Tag Archives: rails

Optimizing for stable tools that don’t create perpetual work

Time is an incredibly important asset.

I come from a Ruby on Rails background. The progress of Rails updates & JS frameworks has been amazing & constant. Each new Rails patch brings with it some work to stay current. It’s not Rails’s fault since there are always new features or security issues that arise. Having a well maintained framework, such as Rails, is a huge boon for the community.

With any programmer tool, you generally want to be on the current stable release (for a variety of reasons including security & bug fixes). The issue is that upgrading to the latest stable version creates a never ending stream of (hopefully small) work.

Even if you went without a framework (Rails, Django, etc.), your server is running on a suite of tools. You’ll need to keep your OS (even LTS) and most likely nginx up to date.

Perhaps you want to outsource server maintenance, so you’re using Heroku. You’ll have to keep your configs compliant with the Heroku deployment framework & best practices.

What I’m getting at is that there are so many incredible tools available to developers today. Oftentimes, these tools are free and constantly get better & faster over time.

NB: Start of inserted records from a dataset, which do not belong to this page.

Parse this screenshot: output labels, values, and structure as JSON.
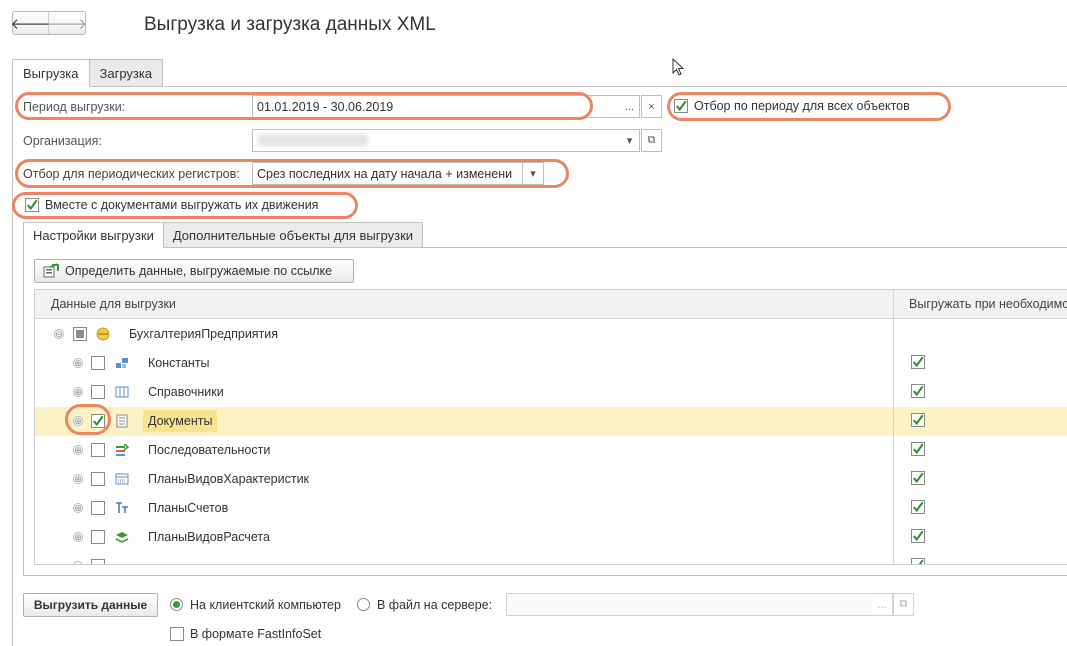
{
  "window": {
    "title": "Выгрузка и загрузка данных XML",
    "back_glyph": "🡐",
    "forward_glyph": "🡒"
  },
  "tabs": [
    {
      "label": "Выгрузка",
      "active": true
    },
    {
      "label": "Загрузка",
      "active": false
    }
  ],
  "form": {
    "period_label": "Период выгрузки:",
    "period_value": "01.01.2019 - 30.06.2019",
    "period_select_glyph": "...",
    "period_clear_glyph": "×",
    "period_filter_label": "Отбор по периоду для всех объектов",
    "period_filter_checked": true,
    "org_label": "Организация:",
    "org_value": "",
    "org_dropdown_glyph": "▾",
    "org_open_glyph": "⧉",
    "periodic_label": "Отбор для периодических регистров:",
    "periodic_value": "Срез последних на дату начала + изменени",
    "periodic_dropdown_glyph": "▾",
    "with_movements_label": "Вместе с документами выгружать их движения",
    "with_movements_checked": true
  },
  "inner_tabs": [
    {
      "label": "Настройки выгрузки",
      "active": true
    },
    {
      "label": "Дополнительные объекты для выгрузки",
      "active": false
    }
  ],
  "define_button_label": "Определить данные, выгружаемые по ссылке",
  "table": {
    "columns": [
      "Данные для выгрузки",
      "Выгружать при необходимо"
    ],
    "root": {
      "label": "БухгалтерияПредприятия",
      "expand_glyph": "⊖"
    },
    "rows": [
      {
        "label": "Константы",
        "icon": "constants-icon",
        "checked": false,
        "export_if_needed": true,
        "expand_glyph": "⊕"
      },
      {
        "label": "Справочники",
        "icon": "catalogs-icon",
        "checked": false,
        "export_if_needed": true,
        "expand_glyph": "⊕"
      },
      {
        "label": "Документы",
        "icon": "documents-icon",
        "checked": true,
        "export_if_needed": true,
        "selected": true,
        "expand_glyph": "⊕"
      },
      {
        "label": "Последовательности",
        "icon": "sequences-icon",
        "checked": false,
        "export_if_needed": true,
        "expand_glyph": "⊕"
      },
      {
        "label": "ПланыВидовХарактеристик",
        "icon": "characteristic-types-icon",
        "checked": false,
        "export_if_needed": true,
        "expand_glyph": "⊕"
      },
      {
        "label": "ПланыСчетов",
        "icon": "chart-of-accounts-icon",
        "checked": false,
        "export_if_needed": true,
        "expand_glyph": "⊕"
      },
      {
        "label": "ПланыВидовРасчета",
        "icon": "calculation-types-icon",
        "checked": false,
        "export_if_needed": true,
        "expand_glyph": "⊕"
      }
    ]
  },
  "bottom": {
    "export_button": "Выгрузить данные",
    "radio_client_label": "На клиентский компьютер",
    "radio_server_label": "В файл на сервере:",
    "client_selected": true,
    "server_file_value": "",
    "server_select_glyph": "...",
    "server_open_glyph": "⧉",
    "fastinfoset_label": "В формате FastInfoSet",
    "fastinfoset_checked": false
  },
  "colors": {
    "accent_check": "#2f8f2f",
    "highlight_oval": "#ec8560",
    "selected_row": "#fbf2c6"
  }
}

I’m wondering if there is, or if it would be possible to create developer tools that are optimized for API stability. No more figuring how to do things the framework-way every several months. Setup once, use forever. When you’re able to minimize the present value amount of time spent maintaining a tool, you’re freeing your future self to work on higher value tasks.

Misc Rails Integration Test Tips

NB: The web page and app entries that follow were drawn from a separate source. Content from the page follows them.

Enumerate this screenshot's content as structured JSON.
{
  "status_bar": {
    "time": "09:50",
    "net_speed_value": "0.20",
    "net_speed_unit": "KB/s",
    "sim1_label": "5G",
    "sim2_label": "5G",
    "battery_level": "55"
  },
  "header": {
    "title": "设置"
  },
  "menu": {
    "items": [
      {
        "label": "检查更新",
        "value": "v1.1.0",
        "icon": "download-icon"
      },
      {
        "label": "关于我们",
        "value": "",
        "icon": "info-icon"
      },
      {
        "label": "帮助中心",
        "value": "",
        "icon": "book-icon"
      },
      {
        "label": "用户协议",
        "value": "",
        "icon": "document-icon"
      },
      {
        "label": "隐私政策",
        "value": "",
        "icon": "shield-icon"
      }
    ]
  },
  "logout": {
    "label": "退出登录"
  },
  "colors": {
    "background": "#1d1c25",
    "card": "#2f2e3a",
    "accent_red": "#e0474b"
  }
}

I attended an Automated Testing meetup yesterday. In my experience, integration tests turn your speedy test suite into a slowpoke. Here are some different tips and gems to consider using in your tests:

  • rack_session_access Gem
    Instead of making a user log in with capybara, why not set the user_id in the session. This gem sounds amazing.
  • fuubar Gem
    Another way to format your test results. Perhaps you’d like to use a progress slider.
  • rspec-retry Gem
    If a test does not pass on the first try, you can run it again until it passes. This feels like a code smell. In the meetup, the speaker mentioned that they were running their tests against live web requests (instead of pre-recorded requests).
  • Page Objects
    Capybara syntax seems procedural since you are telling it to visit a path and click on things. With page objects, you can have DRY code that abstracts away all the step by step page interactions with something like ProjectPageObject.create
  • View Tests
    Instead of doing full blown integration (feature) testing that uses a browser, you can try view tests that assert things are found on your page.

Hopefully you can use some of these tips to improve your test suite.